Members of the critically endangered southern resident orca population are chasing salmon into central Puget Sound.
Orcas were back in the central Puget Sound again Friday, thrilling onlookers at Alki Point.
The whales are here likely foraging on chum and coho and resident chinook salmon, said Brad Hanson, biologist with the Northwest Fisheries Science Center in Seattle. It’s been unusual to see the orcas so frequently, including two weeks in November when the whales wowed ferry riders and residents all over the region.
Friday’s arrival was right on time with the whales’ more typical pattern. The southern residents often visit Seattle’s inland sea in December. It is J pod that most frequently visits the inland waters of Puget Sound in December but K pod was putting on the show Friday.
Most Read Local Stories
- Viaduct shutdown: Seattle businesses prepare for gridlock as three-week Highway 99 closure looms
- Washington cannabis regulator says candy can stay, but tone down the colors
- Q&A: Two years after her report on Seattle's homelessness, how does Barbara Poppe grade the city?
- Man, 23, killed in shooting at party at Edmonds Senior Center
- Rare brain-eating amoebas killed Seattle woman who rinsed her sinuses with tap water. Doctor warns this could happen again
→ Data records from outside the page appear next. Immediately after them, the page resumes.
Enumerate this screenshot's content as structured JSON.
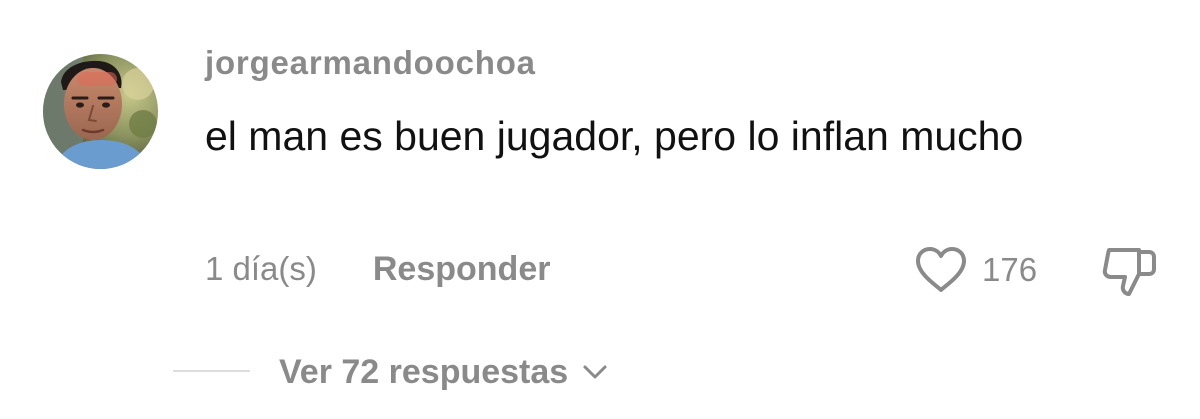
{
  "comment": {
    "username": "jorgearmandoochoa",
    "text": "el man es buen jugador, pero lo inflan mucho",
    "timestamp": "1 día(s)",
    "reply_label": "Responder",
    "like_count": "176",
    "view_replies_label": "Ver 72 respuestas",
    "icons": {
      "avatar": "user-avatar-photo",
      "like": "heart-outline-icon",
      "dislike": "thumbs-down-outline-icon",
      "expand": "chevron-down-icon"
    }
  },
  "colors": {
    "text_primary": "#111111",
    "text_secondary": "#8a8a8a",
    "divider": "#dddddd",
    "background": "#ffffff"
  }
}
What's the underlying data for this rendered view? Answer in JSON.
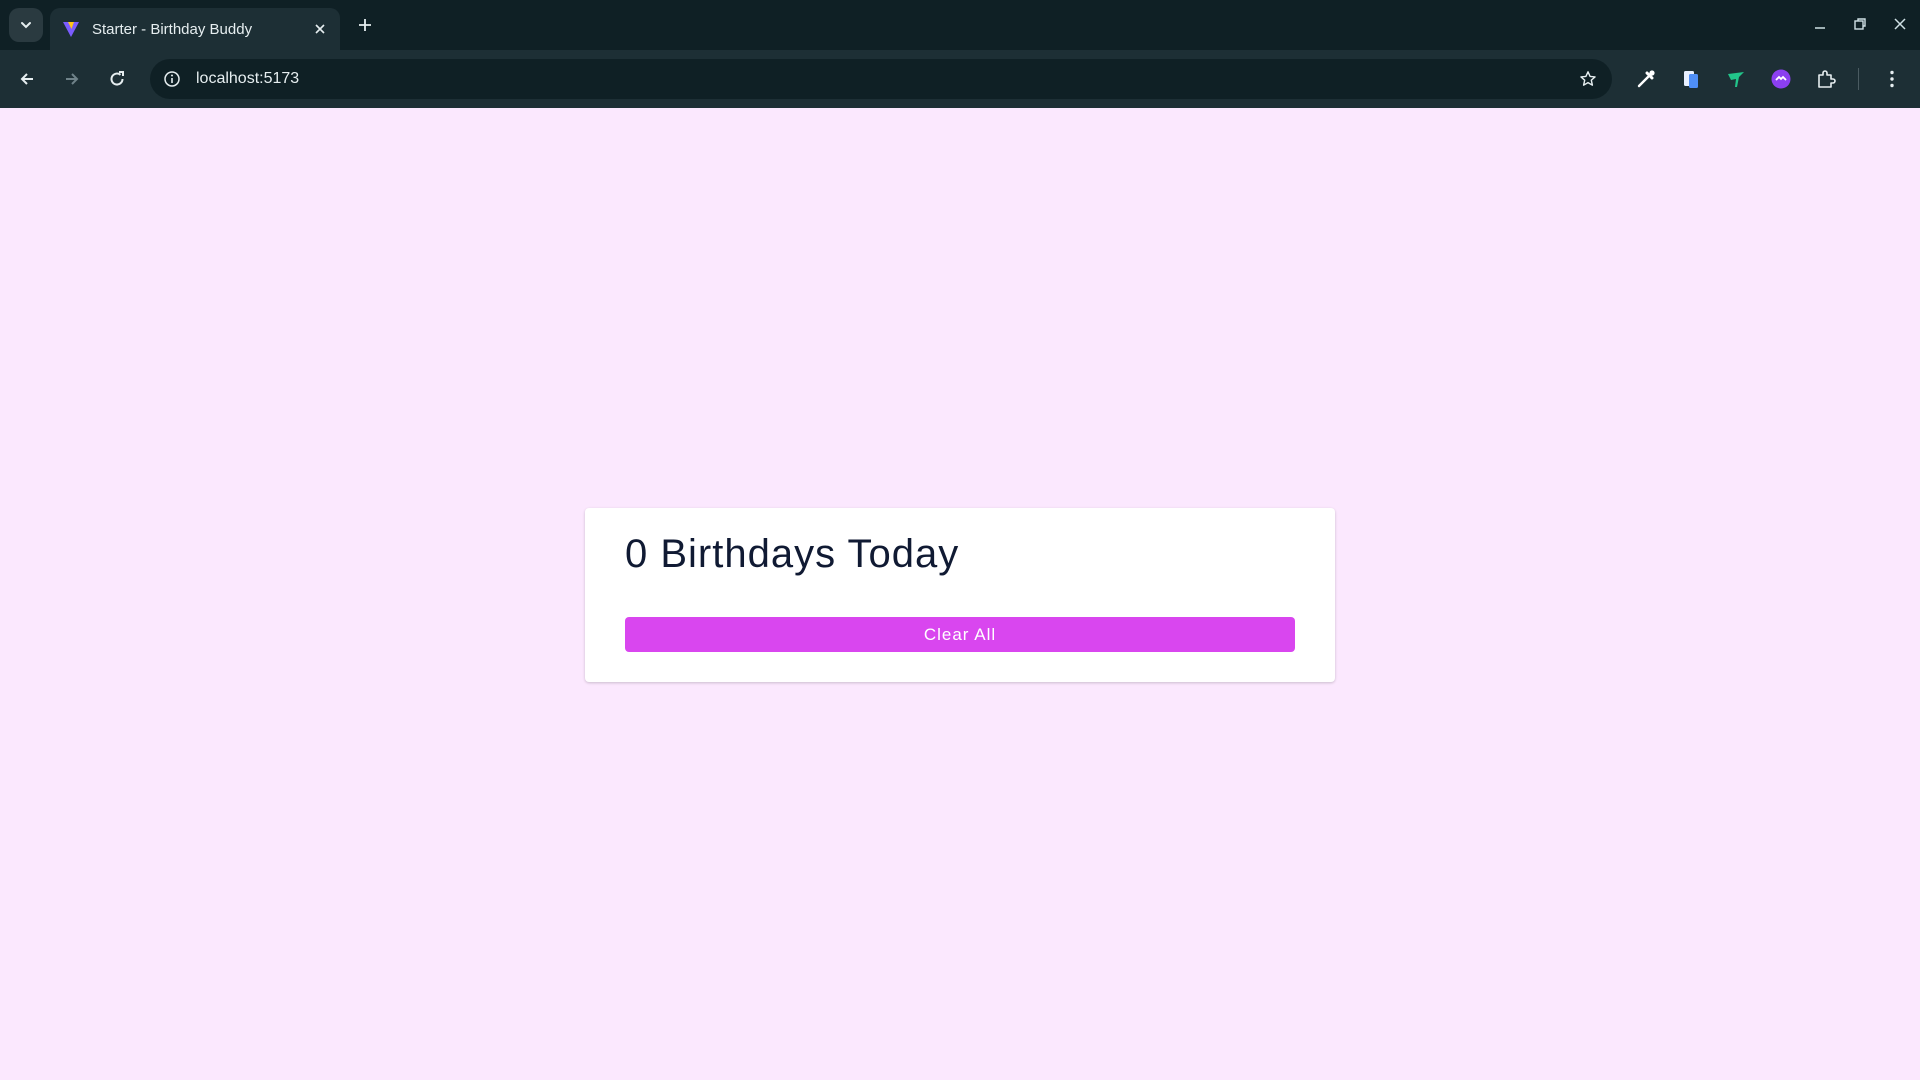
{
  "browser": {
    "tab_title": "Starter - Birthday Buddy",
    "url": "localhost:5173",
    "icons": {
      "tab_search": "chevron-down-icon",
      "tab_close": "close-icon",
      "new_tab": "plus-icon",
      "back": "arrow-left-icon",
      "forward": "arrow-right-icon",
      "reload": "reload-icon",
      "site_info": "info-icon",
      "bookmark": "star-icon",
      "extensions": [
        "eyedropper-icon",
        "docs-icon",
        "green-bird-icon",
        "purple-link-icon",
        "puzzle-icon"
      ],
      "menu": "kebab-menu-icon",
      "window": [
        "minimize-icon",
        "restore-icon",
        "window-close-icon"
      ]
    },
    "colors": {
      "chrome_dark": "#0f2025",
      "chrome_toolbar": "#1d2f35"
    }
  },
  "page": {
    "background": "#fbe8fe",
    "card": {
      "title": "0 Birthdays Today",
      "clear_button_label": "Clear All"
    },
    "colors": {
      "accent": "#d946ef",
      "title_text": "#101a33"
    }
  }
}
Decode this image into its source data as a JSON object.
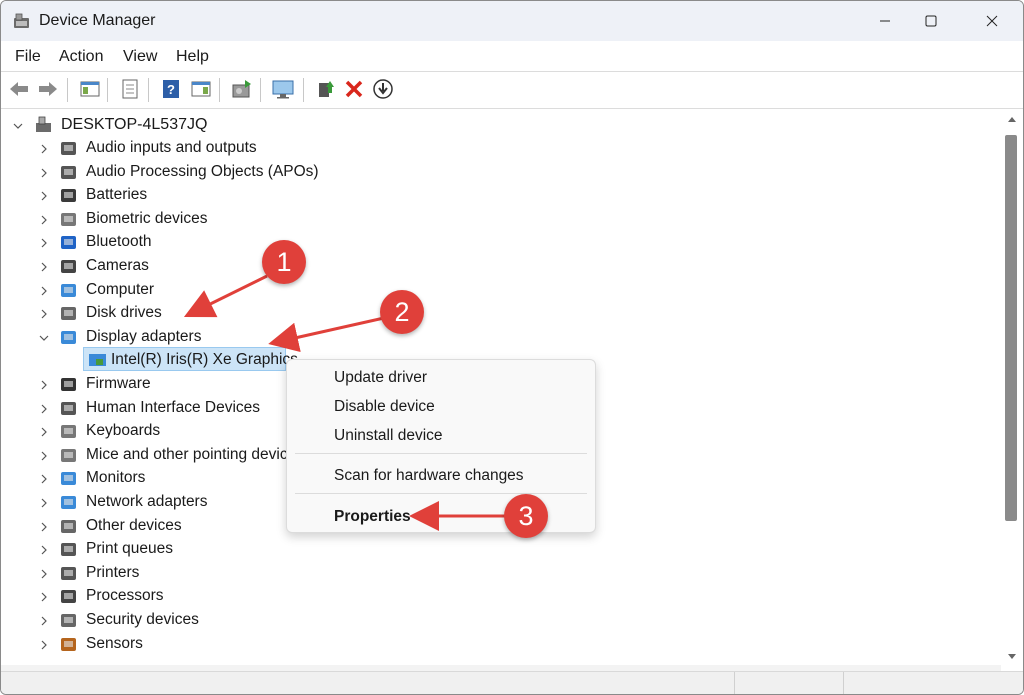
{
  "window": {
    "title": "Device Manager"
  },
  "menubar": {
    "items": [
      "File",
      "Action",
      "View",
      "Help"
    ]
  },
  "toolbar": {
    "icons": [
      "back-arrow-icon",
      "forward-arrow-icon",
      "show-hide-console-tree-icon",
      "properties-icon",
      "help-icon",
      "action-pane-icon",
      "scan-hardware-icon",
      "monitor-icon",
      "update-driver-icon",
      "uninstall-icon",
      "disable-device-icon"
    ]
  },
  "tree": {
    "root": "DESKTOP-4L537JQ",
    "categories": [
      "Audio inputs and outputs",
      "Audio Processing Objects (APOs)",
      "Batteries",
      "Biometric devices",
      "Bluetooth",
      "Cameras",
      "Computer",
      "Disk drives",
      "Display adapters",
      "Firmware",
      "Human Interface Devices",
      "Keyboards",
      "Mice and other pointing devices",
      "Monitors",
      "Network adapters",
      "Other devices",
      "Print queues",
      "Printers",
      "Processors",
      "Security devices",
      "Sensors"
    ],
    "expanded_child": "Intel(R) Iris(R) Xe Graphics"
  },
  "context_menu": {
    "items": [
      "Update driver",
      "Disable device",
      "Uninstall device",
      "Scan for hardware changes",
      "Properties"
    ]
  },
  "annotations": {
    "badges": [
      "1",
      "2",
      "3"
    ],
    "color": "#e0403a"
  },
  "colors": {
    "selection": "#cce4f7",
    "accent": "#e0403a",
    "titlebar": "#eef1f7"
  }
}
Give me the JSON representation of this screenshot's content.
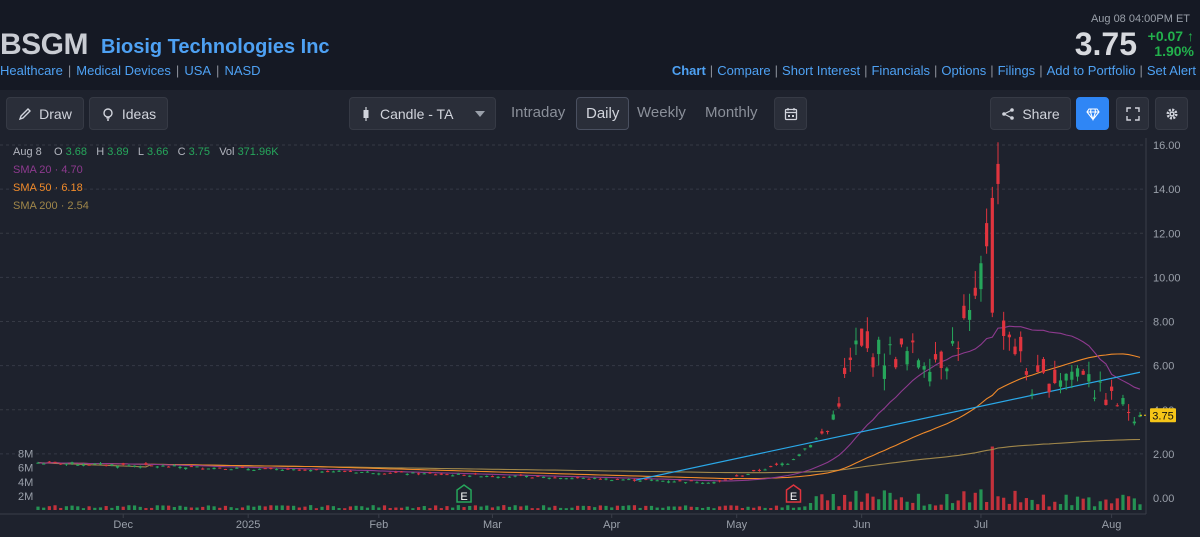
{
  "header": {
    "ticker": "BSGM",
    "company": "Biosig Technologies Inc",
    "crumbs": [
      "Healthcare",
      "Medical Devices",
      "USA",
      "NASD"
    ],
    "datetime": "Aug 08  04:00PM ET",
    "price": "3.75",
    "change": "+0.07",
    "change_pct": "1.90%",
    "links": [
      "Chart",
      "Compare",
      "Short Interest",
      "Financials",
      "Options",
      "Filings",
      "Add to Portfolio",
      "Set Alert"
    ]
  },
  "toolbar": {
    "draw": "Draw",
    "ideas": "Ideas",
    "chart_type": "Candle - TA",
    "timeframes": [
      "Intraday",
      "Daily",
      "Weekly",
      "Monthly"
    ],
    "active_timeframe": "Daily",
    "share": "Share"
  },
  "legend": {
    "date": "Aug 8",
    "o_label": "O",
    "o": "3.68",
    "h_label": "H",
    "h": "3.89",
    "l_label": "L",
    "l": "3.66",
    "c_label": "C",
    "c": "3.75",
    "vol_label": "Vol",
    "vol": "371.96K",
    "sma20_label": "SMA 20",
    "sma20": "4.70",
    "sma50_label": "SMA 50",
    "sma50": "6.18",
    "sma200_label": "SMA 200",
    "sma200": "2.54"
  },
  "colors": {
    "up": "#26a65b",
    "down": "#e0343e",
    "sma20": "#8e3a8f",
    "sma50": "#f08a2a",
    "sma200": "#a0874a",
    "trendline": "#2aa8e8",
    "price_tag": "#f5c518"
  },
  "chart_data": {
    "type": "candlestick",
    "title": "BSGM",
    "ylim": [
      0,
      16
    ],
    "yticks": [
      "0.00",
      "2.00",
      "4.00",
      "6.00",
      "8.00",
      "10.00",
      "12.00",
      "14.00",
      "16.00"
    ],
    "vol_ticks": [
      "2M",
      "4M",
      "6M",
      "8M"
    ],
    "x_ticks": [
      "Dec",
      "2025",
      "Feb",
      "Mar",
      "Apr",
      "May",
      "Jun",
      "Jul",
      "Aug"
    ],
    "last_price": "3.75",
    "earnings_markers": [
      {
        "label": "E",
        "date": "Feb 24",
        "kind": "positive"
      },
      {
        "label": "E",
        "date": "May 15",
        "kind": "negative"
      }
    ],
    "segments": [
      {
        "from": "Nov 11",
        "to": "Apr 25",
        "start": 1.6,
        "end": 0.72
      },
      {
        "from": "Apr 28",
        "to": "May 13",
        "start": 0.73,
        "end": 1.55
      },
      {
        "from": "May 14",
        "to": "May 22",
        "start": 1.6,
        "end": 2.9
      },
      {
        "from": "May 23",
        "to": "May 30",
        "start": 3.0,
        "end": 6.8
      },
      {
        "from": "Jun 2",
        "to": "Jun 20",
        "start": 6.6,
        "end": 6.4
      },
      {
        "from": "Jun 23",
        "to": "Jun 27",
        "start": 6.5,
        "end": 8.1
      },
      {
        "from": "Jun 30",
        "to": "Jul 3",
        "start": 8.3,
        "end": 13.6
      },
      {
        "from": "Jul 7",
        "to": "Jul 14",
        "start": 8.0,
        "end": 5.1
      },
      {
        "from": "Jul 15",
        "to": "Jul 28",
        "start": 5.2,
        "end": 6.0
      },
      {
        "from": "Jul 29",
        "to": "Aug 8",
        "start": 4.9,
        "end": 3.75
      }
    ],
    "trendline": {
      "from": {
        "date": "Apr 7",
        "value": 0.8
      },
      "to": {
        "date": "Aug 8",
        "value": 5.7
      }
    },
    "sma20_last": 4.7,
    "sma50_last": 6.18,
    "sma200_last": 2.54
  }
}
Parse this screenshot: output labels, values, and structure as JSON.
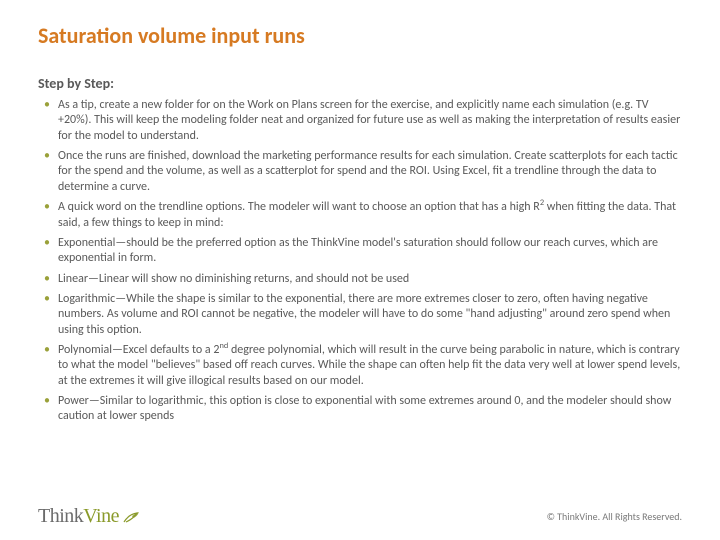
{
  "title": "Saturation volume input runs",
  "subhead": "Step by Step:",
  "bullets": [
    "As a tip, create a new folder for on the Work on Plans screen for the exercise, and explicitly name each simulation (e.g. TV +20%).  This will keep the modeling folder neat and organized for future use as well as making the interpretation of results easier for the model to understand.",
    "Once the runs are finished, download the marketing performance results for each simulation.  Create scatterplots for each tactic for the spend and the volume, as well as a scatterplot for spend and the ROI.  Using Excel, fit a trendline through the data to determine a curve.",
    "A quick word on the trendline options.  The modeler will want to choose an option that has a high R<sup>2</sup> when fitting the data.  That said, a few things to keep in mind:",
    "Exponential—should be the preferred option as the ThinkVine model's saturation should follow our reach curves, which are exponential in form.",
    "Linear—Linear will show no diminishing returns, and should not be used",
    "Logarithmic—While the shape is similar to the exponential, there are more extremes closer to zero, often having negative numbers.  As volume and ROI cannot be negative, the modeler will have to do some \"hand adjusting\" around zero spend when using this option.",
    "Polynomial—Excel defaults to a 2<sup>nd</sup> degree polynomial, which will result in the curve being parabolic in nature, which is contrary to what the model \"believes\" based off reach curves.  While the shape can often help fit the data very well at lower spend levels, at the extremes it will give illogical results based on our model.",
    "Power—Similar to logarithmic, this option is close to exponential with some extremes around 0, and the modeler should show caution at lower spends"
  ],
  "logo": {
    "think": "Think",
    "vine": "Vine"
  },
  "copyright": "© ThinkVine.  All Rights Reserved."
}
For writer and photographer Trileigh Tucker of NaturalPresenceArts.com the thrills started at 1:30 p.m. when she got word from a friend the whales were just offshore of Tucker’s home in West Seattle. A quick dash to Me-Kwa-Mooks Park in West Seattle brought the first sight of dorsals, and even the sweet moment of watching the orcas rest, all in a line, breathing sequentially, one whale, then another, Tucker said.
It was the delight on people’s faces as she walked toward her car, preparing to leave, that alerted her she needed to turn around — just in time to see the giant leaps the orcas were making. Such a show that she took about 300 pictures in all, running from Constellation Park to Alki to follow the whales. She shared the photos on Flickr.
It seemed like the orcas just all of a sudden decided to start breaching and tail slapping, Tucker said. “The humans were so excited and the whales seemed to be, too.”
The orcas’ preference for chinook in their diet in summer is well known, when the largest, fattiest salmon of them all makes up more than 90 percent of their diet. But with the arrival of fall and winter, the orcas shift their diet to other species, including coho and steelhead, in addition to chum and resident chinook, also called blackmouth, which the southern residents will chase all the way into central Puget Sound.
Critically endangered, there are only 74 southern resident orcas left in the J, K and L pods.
There’s no way to tell how long the whales will stick around. But their fans are waiting: an orca parade at noon is a highlight of festivities Saturday at Alki Beach Bathhouse, 2701 Alki Ave. SW., from 10 to 2 p.m. sponsored by the Seal Sitters and the Whale Trail, and other environmental nonprofits and the Washington Department of Fish and Wildlife.
Also on the agenda is a lecture Dec. 4 featuring researchers from UW Superfund Research group. Pesticides and Orcas: Making the Connection is scheduled to begin at at 7 p.m. at C & P Coffee in West Seattle.